[Input data]
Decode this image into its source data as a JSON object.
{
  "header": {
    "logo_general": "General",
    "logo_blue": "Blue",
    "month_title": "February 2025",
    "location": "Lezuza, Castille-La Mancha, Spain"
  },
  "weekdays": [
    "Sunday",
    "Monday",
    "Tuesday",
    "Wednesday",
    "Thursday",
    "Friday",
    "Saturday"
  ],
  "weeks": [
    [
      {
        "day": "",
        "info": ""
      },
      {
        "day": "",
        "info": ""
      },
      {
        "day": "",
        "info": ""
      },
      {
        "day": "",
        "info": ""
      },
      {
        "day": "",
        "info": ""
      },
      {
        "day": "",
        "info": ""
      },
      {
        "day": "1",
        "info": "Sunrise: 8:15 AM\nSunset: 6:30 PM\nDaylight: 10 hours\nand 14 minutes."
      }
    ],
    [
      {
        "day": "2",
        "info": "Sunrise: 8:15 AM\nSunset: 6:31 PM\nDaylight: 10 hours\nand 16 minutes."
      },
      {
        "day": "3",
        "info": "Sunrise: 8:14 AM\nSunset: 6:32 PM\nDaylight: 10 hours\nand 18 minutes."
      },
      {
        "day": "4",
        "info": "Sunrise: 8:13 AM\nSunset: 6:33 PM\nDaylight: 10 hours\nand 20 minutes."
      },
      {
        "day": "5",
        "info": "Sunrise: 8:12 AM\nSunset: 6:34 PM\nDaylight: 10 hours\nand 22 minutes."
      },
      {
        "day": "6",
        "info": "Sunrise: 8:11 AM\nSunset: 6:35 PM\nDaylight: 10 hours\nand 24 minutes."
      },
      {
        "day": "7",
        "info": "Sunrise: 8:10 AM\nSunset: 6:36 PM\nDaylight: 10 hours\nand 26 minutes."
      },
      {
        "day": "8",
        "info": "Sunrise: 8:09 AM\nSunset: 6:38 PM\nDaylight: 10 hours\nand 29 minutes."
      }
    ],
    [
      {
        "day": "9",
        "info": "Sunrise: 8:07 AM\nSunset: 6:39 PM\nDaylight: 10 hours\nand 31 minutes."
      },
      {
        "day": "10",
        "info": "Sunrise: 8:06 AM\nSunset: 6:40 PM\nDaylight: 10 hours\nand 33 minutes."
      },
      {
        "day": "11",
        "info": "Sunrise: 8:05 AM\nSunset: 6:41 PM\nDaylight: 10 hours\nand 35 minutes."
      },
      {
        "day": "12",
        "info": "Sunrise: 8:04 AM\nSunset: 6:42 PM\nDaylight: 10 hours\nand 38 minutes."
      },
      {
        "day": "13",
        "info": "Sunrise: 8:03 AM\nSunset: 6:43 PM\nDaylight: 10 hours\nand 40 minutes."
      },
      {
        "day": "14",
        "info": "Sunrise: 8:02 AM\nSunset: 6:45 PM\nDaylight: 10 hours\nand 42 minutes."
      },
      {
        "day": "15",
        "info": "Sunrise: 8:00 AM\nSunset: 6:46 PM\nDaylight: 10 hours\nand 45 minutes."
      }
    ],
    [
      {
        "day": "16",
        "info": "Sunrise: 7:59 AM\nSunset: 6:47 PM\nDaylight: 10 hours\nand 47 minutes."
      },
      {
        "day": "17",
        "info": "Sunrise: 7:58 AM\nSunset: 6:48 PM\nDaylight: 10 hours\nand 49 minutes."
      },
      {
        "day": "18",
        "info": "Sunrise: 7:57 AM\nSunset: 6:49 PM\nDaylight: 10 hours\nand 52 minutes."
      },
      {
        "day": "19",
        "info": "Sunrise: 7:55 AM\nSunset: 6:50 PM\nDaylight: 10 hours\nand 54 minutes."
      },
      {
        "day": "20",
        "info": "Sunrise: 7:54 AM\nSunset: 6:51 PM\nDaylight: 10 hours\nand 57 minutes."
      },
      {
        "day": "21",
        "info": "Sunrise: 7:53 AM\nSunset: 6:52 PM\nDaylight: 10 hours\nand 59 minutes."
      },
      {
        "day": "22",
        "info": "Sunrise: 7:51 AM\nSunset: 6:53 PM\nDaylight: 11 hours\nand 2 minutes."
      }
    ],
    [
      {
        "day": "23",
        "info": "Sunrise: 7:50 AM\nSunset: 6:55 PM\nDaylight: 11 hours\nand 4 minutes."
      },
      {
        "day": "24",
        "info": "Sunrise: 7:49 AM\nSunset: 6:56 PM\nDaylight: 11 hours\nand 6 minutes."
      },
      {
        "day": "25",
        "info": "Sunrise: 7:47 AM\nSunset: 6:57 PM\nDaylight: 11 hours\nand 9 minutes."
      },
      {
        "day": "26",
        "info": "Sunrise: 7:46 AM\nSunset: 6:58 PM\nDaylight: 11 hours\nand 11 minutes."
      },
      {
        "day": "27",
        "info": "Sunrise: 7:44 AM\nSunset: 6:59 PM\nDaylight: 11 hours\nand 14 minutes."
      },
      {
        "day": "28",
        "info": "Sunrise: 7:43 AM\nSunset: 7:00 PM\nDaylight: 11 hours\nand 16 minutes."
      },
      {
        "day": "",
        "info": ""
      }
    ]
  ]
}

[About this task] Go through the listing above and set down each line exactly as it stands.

[Task response]
Decode this image into its source data as a JSON object.
{
  "header": {
    "logo_general": "General",
    "logo_blue": "Blue",
    "month_title": "February 2025",
    "location": "Lezuza, Castille-La Mancha, Spain"
  },
  "weekdays": [
    "Sunday",
    "Monday",
    "Tuesday",
    "Wednesday",
    "Thursday",
    "Friday",
    "Saturday"
  ],
  "weeks": [
    [
      {
        "day": "",
        "info": ""
      },
      {
        "day": "",
        "info": ""
      },
      {
        "day": "",
        "info": ""
      },
      {
        "day": "",
        "info": ""
      },
      {
        "day": "",
        "info": ""
      },
      {
        "day": "",
        "info": ""
      },
      {
        "day": "1",
        "info": "Sunrise: 8:15 AM\nSunset: 6:30 PM\nDaylight: 10 hours\nand 14 minutes."
      }
    ],
    [
      {
        "day": "2",
        "info": "Sunrise: 8:15 AM\nSunset: 6:31 PM\nDaylight: 10 hours\nand 16 minutes."
      },
      {
        "day": "3",
        "info": "Sunrise: 8:14 AM\nSunset: 6:32 PM\nDaylight: 10 hours\nand 18 minutes."
      },
      {
        "day": "4",
        "info": "Sunrise: 8:13 AM\nSunset: 6:33 PM\nDaylight: 10 hours\nand 20 minutes."
      },
      {
        "day": "5",
        "info": "Sunrise: 8:12 AM\nSunset: 6:34 PM\nDaylight: 10 hours\nand 22 minutes."
      },
      {
        "day": "6",
        "info": "Sunrise: 8:11 AM\nSunset: 6:35 PM\nDaylight: 10 hours\nand 24 minutes."
      },
      {
        "day": "7",
        "info": "Sunrise: 8:10 AM\nSunset: 6:36 PM\nDaylight: 10 hours\nand 26 minutes."
      },
      {
        "day": "8",
        "info": "Sunrise: 8:09 AM\nSunset: 6:38 PM\nDaylight: 10 hours\nand 29 minutes."
      }
    ],
    [
      {
        "day": "9",
        "info": "Sunrise: 8:07 AM\nSunset: 6:39 PM\nDaylight: 10 hours\nand 31 minutes."
      },
      {
        "day": "10",
        "info": "Sunrise: 8:06 AM\nSunset: 6:40 PM\nDaylight: 10 hours\nand 33 minutes."
      },
      {
        "day": "11",
        "info": "Sunrise: 8:05 AM\nSunset: 6:41 PM\nDaylight: 10 hours\nand 35 minutes."
      },
      {
        "day": "12",
        "info": "Sunrise: 8:04 AM\nSunset: 6:42 PM\nDaylight: 10 hours\nand 38 minutes."
      },
      {
        "day": "13",
        "info": "Sunrise: 8:03 AM\nSunset: 6:43 PM\nDaylight: 10 hours\nand 40 minutes."
      },
      {
        "day": "14",
        "info": "Sunrise: 8:02 AM\nSunset: 6:45 PM\nDaylight: 10 hours\nand 42 minutes."
      },
      {
        "day": "15",
        "info": "Sunrise: 8:00 AM\nSunset: 6:46 PM\nDaylight: 10 hours\nand 45 minutes."
      }
    ],
    [
      {
        "day": "16",
        "info": "Sunrise: 7:59 AM\nSunset: 6:47 PM\nDaylight: 10 hours\nand 47 minutes."
      },
      {
        "day": "17",
        "info": "Sunrise: 7:58 AM\nSunset: 6:48 PM\nDaylight: 10 hours\nand 49 minutes."
      },
      {
        "day": "18",
        "info": "Sunrise: 7:57 AM\nSunset: 6:49 PM\nDaylight: 10 hours\nand 52 minutes."
      },
      {
        "day": "19",
        "info": "Sunrise: 7:55 AM\nSunset: 6:50 PM\nDaylight: 10 hours\nand 54 minutes."
      },
      {
        "day": "20",
        "info": "Sunrise: 7:54 AM\nSunset: 6:51 PM\nDaylight: 10 hours\nand 57 minutes."
      },
      {
        "day": "21",
        "info": "Sunrise: 7:53 AM\nSunset: 6:52 PM\nDaylight: 10 hours\nand 59 minutes."
      },
      {
        "day": "22",
        "info": "Sunrise: 7:51 AM\nSunset: 6:53 PM\nDaylight: 11 hours\nand 2 minutes."
      }
    ],
    [
      {
        "day": "23",
        "info": "Sunrise: 7:50 AM\nSunset: 6:55 PM\nDaylight: 11 hours\nand 4 minutes."
      },
      {
        "day": "24",
        "info": "Sunrise: 7:49 AM\nSunset: 6:56 PM\nDaylight: 11 hours\nand 6 minutes."
      },
      {
        "day": "25",
        "info": "Sunrise: 7:47 AM\nSunset: 6:57 PM\nDaylight: 11 hours\nand 9 minutes."
      },
      {
        "day": "26",
        "info": "Sunrise: 7:46 AM\nSunset: 6:58 PM\nDaylight: 11 hours\nand 11 minutes."
      },
      {
        "day": "27",
        "info": "Sunrise: 7:44 AM\nSunset: 6:59 PM\nDaylight: 11 hours\nand 14 minutes."
      },
      {
        "day": "28",
        "info": "Sunrise: 7:43 AM\nSunset: 7:00 PM\nDaylight: 11 hours\nand 16 minutes."
      },
      {
        "day": "",
        "info": ""
      }
    ]
  ]
}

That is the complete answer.